« Reply #2774 on: Friday 7 December 2018, 10:05:48 pm »
A demonstration on the lack of free will........

What's your favourite colour ? Can you honestly decide, right now, to change it ?
Is such a thing chosen or hard coded in one's DNA; similarly I hardly have free will to change my height whenever I want but I wouldn't say that that shortcoming would be an example of lack of free will.

For the record I'm in the deterministic camp, though to butcher Arthur C Clarke - any sufficiently advanced conscious decision is indistinguishable from free will; just because it's theoretically simulatable, the reality is we'll never be able to so it's not worth worrying about too much. The illusion of free will we have is sufficient given I'd never be able to tell the difference anyway.
My guess would be neither, it develops like most tastes.
Bullshitters misrepresent themselves to their audience not as liars do, that is, by deliberately making false claims about what is true. In fact, bullshit need not be untrue at all.

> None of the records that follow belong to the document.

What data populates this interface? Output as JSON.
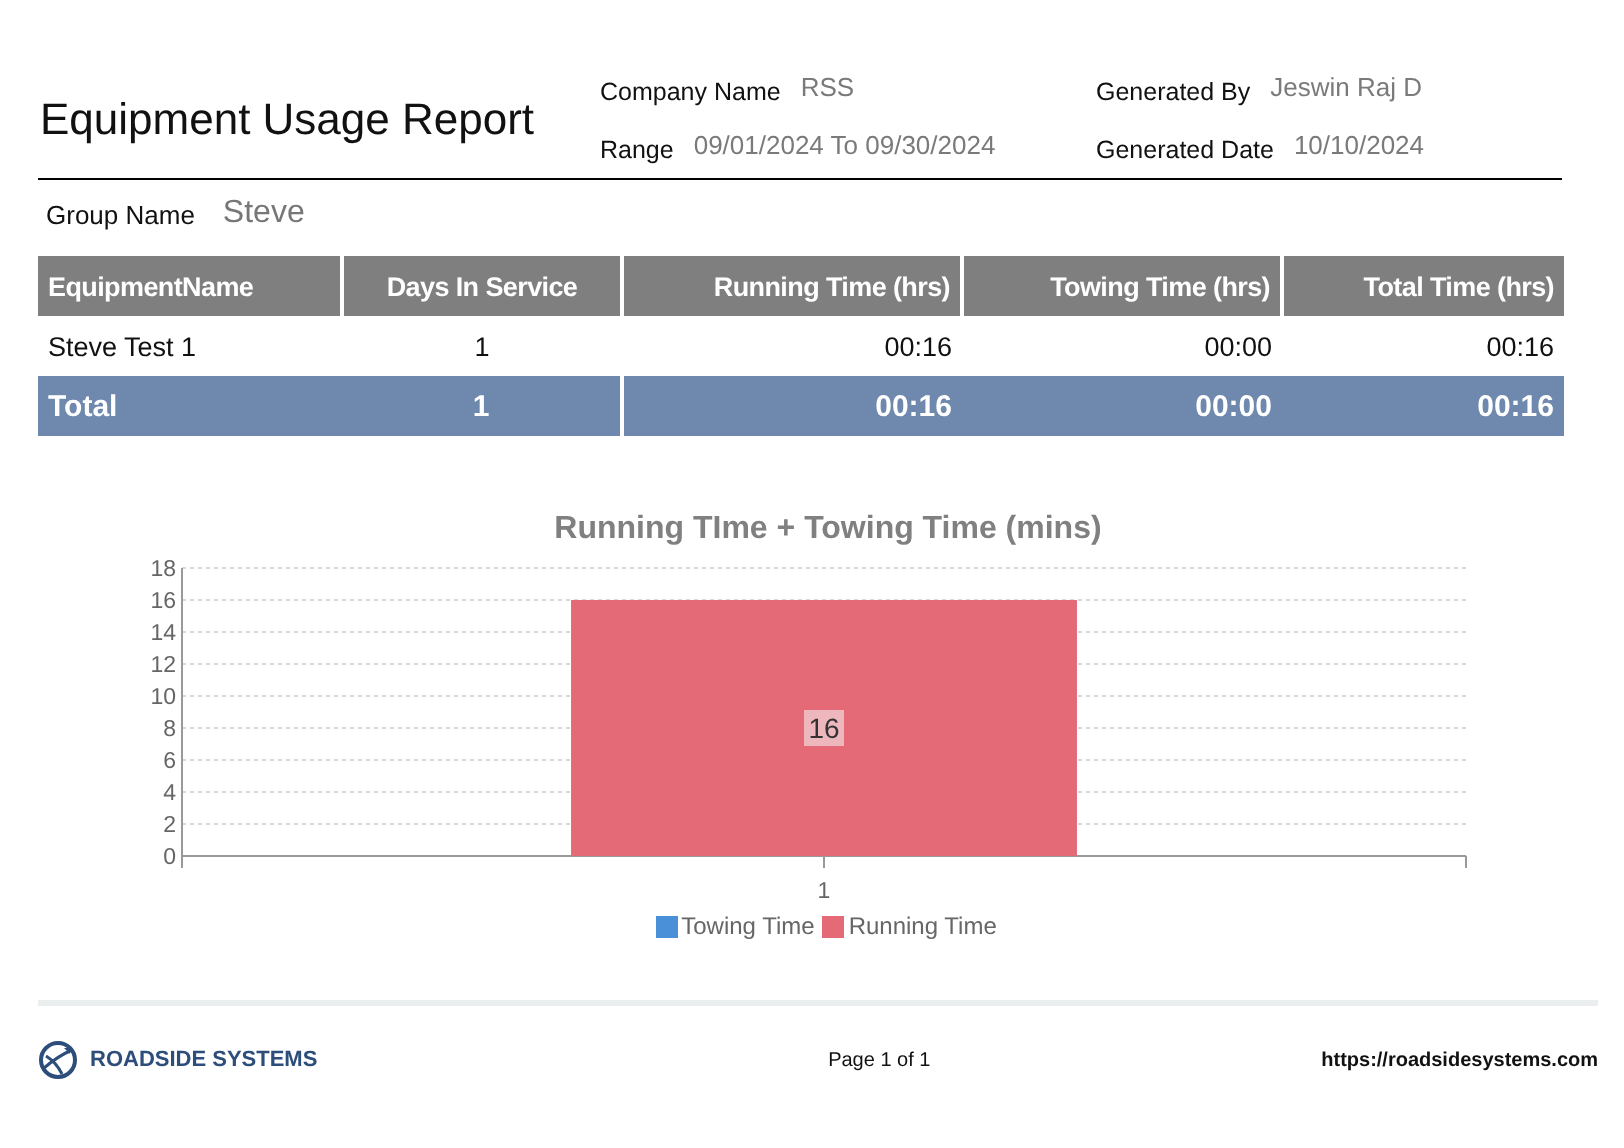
{
  "report": {
    "title": "Equipment Usage Report",
    "meta": [
      {
        "label": "Company Name",
        "value": "RSS"
      },
      {
        "label": "Generated By",
        "value": "Jeswin Raj D"
      },
      {
        "label": "Range",
        "value": "09/01/2024 To 09/30/2024"
      },
      {
        "label": "Generated Date",
        "value": "10/10/2024"
      }
    ],
    "group": {
      "label": "Group Name",
      "value": "Steve"
    }
  },
  "table": {
    "columns": [
      {
        "label": "EquipmentName"
      },
      {
        "label": "Days In Service"
      },
      {
        "label": "Running Time (hrs)"
      },
      {
        "label": "Towing Time (hrs)"
      },
      {
        "label": "Total Time (hrs)"
      }
    ],
    "rows": [
      [
        "Steve Test 1",
        "1",
        "00:16",
        "00:00",
        "00:16"
      ]
    ],
    "total": [
      "Total",
      "1",
      "00:16",
      "00:00",
      "00:16"
    ]
  },
  "chart": {
    "chart_data": {
      "type": "bar",
      "title": "Running TIme + Towing Time (mins)",
      "categories": [
        "1"
      ],
      "stacked": true,
      "grid": true,
      "value_labels": [
        [
          null
        ],
        [
          "16"
        ]
      ],
      "ylim": [
        0,
        18
      ],
      "yticks": [
        0,
        2,
        4,
        6,
        8,
        10,
        12,
        14,
        16,
        18
      ],
      "series": [
        {
          "name": "Towing Time",
          "color": "#4a90d9",
          "values": [
            0
          ]
        },
        {
          "name": "Running Time",
          "color": "#e46a78",
          "values": [
            16
          ]
        }
      ]
    }
  },
  "footer": {
    "brand": "ROADSIDE SYSTEMS",
    "page": "Page 1 of 1",
    "url": "https://roadsidesystems.com"
  }
}
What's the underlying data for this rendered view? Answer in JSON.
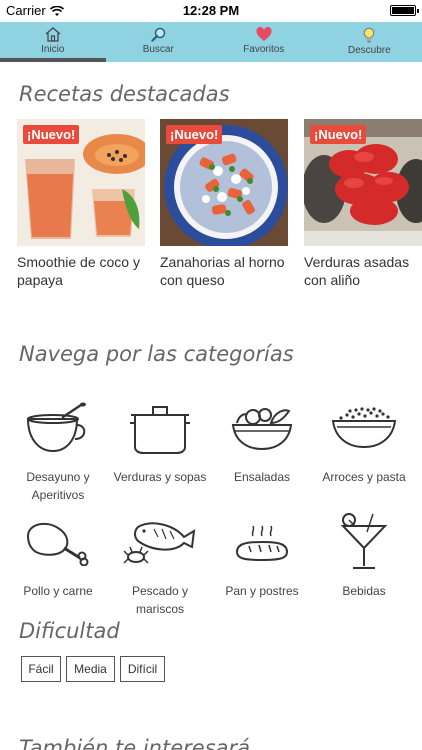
{
  "status_bar": {
    "carrier": "Carrier",
    "time": "12:28 PM"
  },
  "tabs": [
    {
      "label": "Inicio",
      "icon": "home-icon"
    },
    {
      "label": "Buscar",
      "icon": "search-icon"
    },
    {
      "label": "Favoritos",
      "icon": "heart-icon"
    },
    {
      "label": "Descubre",
      "icon": "lightbulb-icon"
    }
  ],
  "colors": {
    "tab_bar": "#8fd3e3",
    "badge": "#e84a3c",
    "heart": "#e84a5f"
  },
  "featured": {
    "title": "Recetas destacadas",
    "items": [
      {
        "badge": "¡Nuevo!",
        "title": "Smoothie de coco y papaya"
      },
      {
        "badge": "¡Nuevo!",
        "title": "Zanahorias al horno con queso"
      },
      {
        "badge": "¡Nuevo!",
        "title": "Verduras asadas con aliño"
      }
    ]
  },
  "categories": {
    "title": "Navega por las categorías",
    "items": [
      {
        "label": "Desayuno y Aperitivos",
        "icon": "cup-icon"
      },
      {
        "label": "Verduras y sopas",
        "icon": "pot-icon"
      },
      {
        "label": "Ensaladas",
        "icon": "salad-bowl-icon"
      },
      {
        "label": "Arroces y pasta",
        "icon": "rice-bowl-icon"
      },
      {
        "label": "Pollo y carne",
        "icon": "chicken-leg-icon"
      },
      {
        "label": "Pescado y mariscos",
        "icon": "fish-icon"
      },
      {
        "label": "Pan y postres",
        "icon": "bread-icon"
      },
      {
        "label": "Bebidas",
        "icon": "cocktail-icon"
      }
    ]
  },
  "difficulty": {
    "title": "Dificultad",
    "options": [
      "Fácil",
      "Media",
      "Difícil"
    ]
  },
  "more": {
    "title": "También te interesará"
  }
}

Rather, bullshitters seek to convey a certain impression of themselves without being concerned about whether anything at all is true. They quietly change the rules governing their end of the conversation so that claims about truth and falsity are irrelevant.